Magic in the Nine Kingdoms includes Croxteth, the elvish Fadaire, Camanaë, Wexham, and Sìorraidh, which is of Bruadair.

The Cover and Title
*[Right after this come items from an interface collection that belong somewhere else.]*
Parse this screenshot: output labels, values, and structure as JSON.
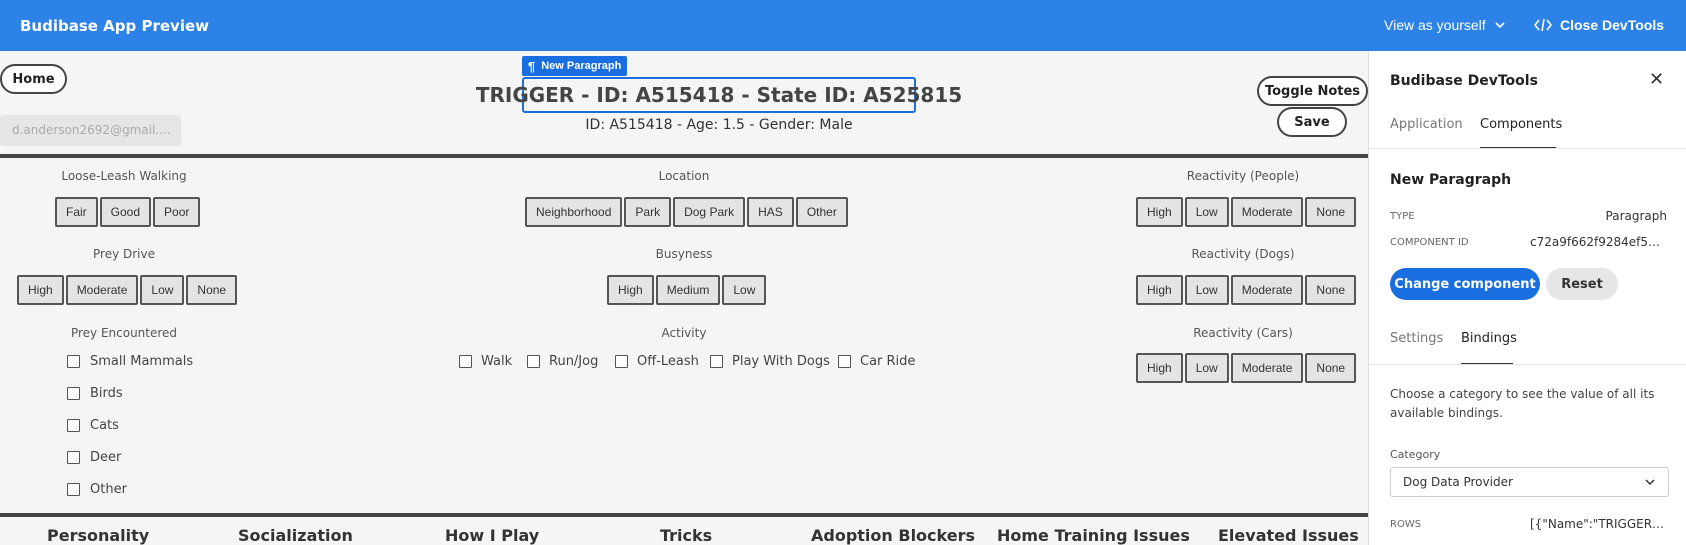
{
  "topbar": {
    "app_title": "Budibase App Preview",
    "view_as": "View as yourself",
    "close_devtools": "Close DevTools"
  },
  "preview": {
    "home_button": "Home",
    "user_email": "d.anderson2692@gmail....",
    "new_paragraph_tag": "New Paragraph",
    "title": "TRIGGER - ID: A515418 - State ID: A525815",
    "subtitle": "ID: A515418 - Age: 1.5 - Gender: Male",
    "toggle_notes_button": "Toggle Notes",
    "save_button": "Save",
    "sections": {
      "loose_leash": {
        "label": "Loose-Leash Walking",
        "options": [
          "Fair",
          "Good",
          "Poor"
        ]
      },
      "location": {
        "label": "Location",
        "options": [
          "Neighborhood",
          "Park",
          "Dog Park",
          "HAS",
          "Other"
        ]
      },
      "reactivity_people": {
        "label": "Reactivity (People)",
        "options": [
          "High",
          "Low",
          "Moderate",
          "None"
        ]
      },
      "prey_drive": {
        "label": "Prey Drive",
        "options": [
          "High",
          "Moderate",
          "Low",
          "None"
        ]
      },
      "busyness": {
        "label": "Busyness",
        "options": [
          "High",
          "Medium",
          "Low"
        ]
      },
      "reactivity_dogs": {
        "label": "Reactivity (Dogs)",
        "options": [
          "High",
          "Low",
          "Moderate",
          "None"
        ]
      },
      "prey_encountered": {
        "label": "Prey Encountered",
        "options": [
          "Small Mammals",
          "Birds",
          "Cats",
          "Deer",
          "Other"
        ]
      },
      "activity": {
        "label": "Activity",
        "options": [
          "Walk",
          "Run/Jog",
          "Off-Leash",
          "Play With Dogs",
          "Car Ride"
        ]
      },
      "reactivity_cars": {
        "label": "Reactivity (Cars)",
        "options": [
          "High",
          "Low",
          "Moderate",
          "None"
        ]
      }
    },
    "bottom_tabs": [
      "Personality",
      "Socialization",
      "How I Play",
      "Tricks",
      "Adoption Blockers",
      "Home Training Issues",
      "Elevated Issues"
    ]
  },
  "devtools": {
    "title": "Budibase DevTools",
    "tabs": [
      "Application",
      "Components"
    ],
    "active_tab": "Components",
    "component_name": "New Paragraph",
    "type_label": "TYPE",
    "type_value": "Paragraph",
    "component_id_label": "COMPONENT ID",
    "component_id_value": "c72a9f662f9284ef592...",
    "change_component_button": "Change component",
    "reset_button": "Reset",
    "subtabs": [
      "Settings",
      "Bindings"
    ],
    "active_subtab": "Bindings",
    "help_text": "Choose a category to see the value of all its available bindings.",
    "category_label": "Category",
    "category_value": "Dog Data Provider",
    "rows_label": "ROWS",
    "rows_value": "[{\"Name\":\"TRIGGER\",..."
  },
  "colors": {
    "topbar": "#2c82e6",
    "accent": "#1a6fe0"
  }
}
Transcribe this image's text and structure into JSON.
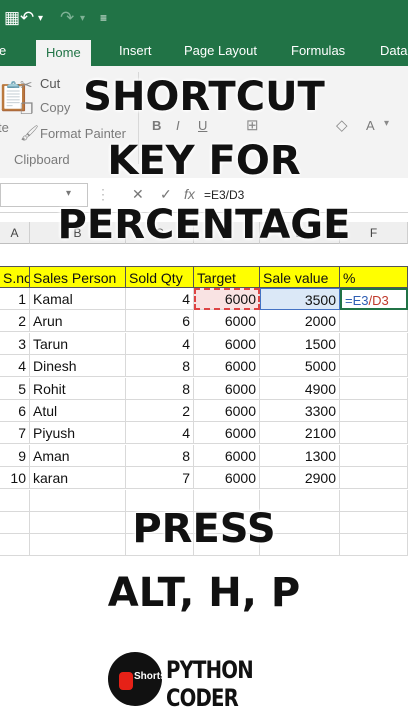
{
  "ribbon_tabs": {
    "partial_left": "e",
    "home": "Home",
    "insert": "Insert",
    "page_layout": "Page Layout",
    "formulas": "Formulas",
    "data_partial": "Data"
  },
  "clipboard": {
    "cut": "Cut",
    "copy": "Copy",
    "format_painter": "Format Painter",
    "group_label": "Clipboard",
    "paste_partial": "te"
  },
  "font_group": {
    "bold": "B",
    "italic": "I",
    "underline": "U",
    "font_color_glyph": "A"
  },
  "formula_bar": {
    "cancel": "✕",
    "enter": "✓",
    "fx": "fx",
    "value": "=E3/D3"
  },
  "columns": [
    "A",
    "B",
    "C",
    "D",
    "E",
    "F"
  ],
  "table": {
    "headers": [
      "S.no",
      "Sales Person",
      "Sold Qty",
      "Target",
      "Sale value",
      "%"
    ],
    "rows": [
      {
        "sno": "1",
        "name": "Kamal",
        "qty": "4",
        "target": "6000",
        "sale": "3500"
      },
      {
        "sno": "2",
        "name": "Arun",
        "qty": "6",
        "target": "6000",
        "sale": "2000"
      },
      {
        "sno": "3",
        "name": "Tarun",
        "qty": "4",
        "target": "6000",
        "sale": "1500"
      },
      {
        "sno": "4",
        "name": "Dinesh",
        "qty": "8",
        "target": "6000",
        "sale": "5000"
      },
      {
        "sno": "5",
        "name": "Rohit",
        "qty": "8",
        "target": "6000",
        "sale": "4900"
      },
      {
        "sno": "6",
        "name": "Atul",
        "qty": "2",
        "target": "6000",
        "sale": "3300"
      },
      {
        "sno": "7",
        "name": "Piyush",
        "qty": "4",
        "target": "6000",
        "sale": "2100"
      },
      {
        "sno": "9",
        "name": "Aman",
        "qty": "8",
        "target": "6000",
        "sale": "1300"
      },
      {
        "sno": "10",
        "name": "karan",
        "qty": "7",
        "target": "6000",
        "sale": "2900"
      }
    ],
    "active_formula_ref1": "=E3",
    "active_formula_ref2": "/D3"
  },
  "overlay": {
    "line1": "SHORTCUT",
    "line2": "KEY FOR",
    "line3": "PERCENTAGE",
    "press": "PRESS",
    "keys": "ALT, H, P"
  },
  "brand": {
    "shorts_label": "Shorts",
    "channel": "PYTHON CODER"
  },
  "colors": {
    "excel_green": "#217346",
    "header_fill": "#ffff00",
    "youtube_red": "#e62117"
  }
}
The cover is a dream in pastels from the deepish cornflower blue sky in the left upper corner gradating diagonally to a pale yellow sky in the lower right. It’s Aisling in a sleeveless gown with a deep lilac top and a paler lilac scarf waving in the breeze behind her, for Aisling stands in profile, facing to the right although her head is turned towards us, her long blonde hair blowing in a stiff breeze. The skirt of her gown is a tri-colored affair with a grayish mint green to khaki to golden yellow panels. A sword hangs down her back while she clutches a bow in her right hand, hanging at her side. She stands atop rocks overlooking a riotous white river that crashes past the pennanted castle on the right, pale gray and white mountains in the background. At the very top is an info blurb in white shadowed in the blue with the author’s name below this in a deeper gold also shadowed in blue. Starting at Aisling’s knee is the title in a metallic fuchsia shadowed in white with the series info in white below that.

The title is what Aisling learns, that she’s the Dreamer’s Daughter.

Share

Leave a Reply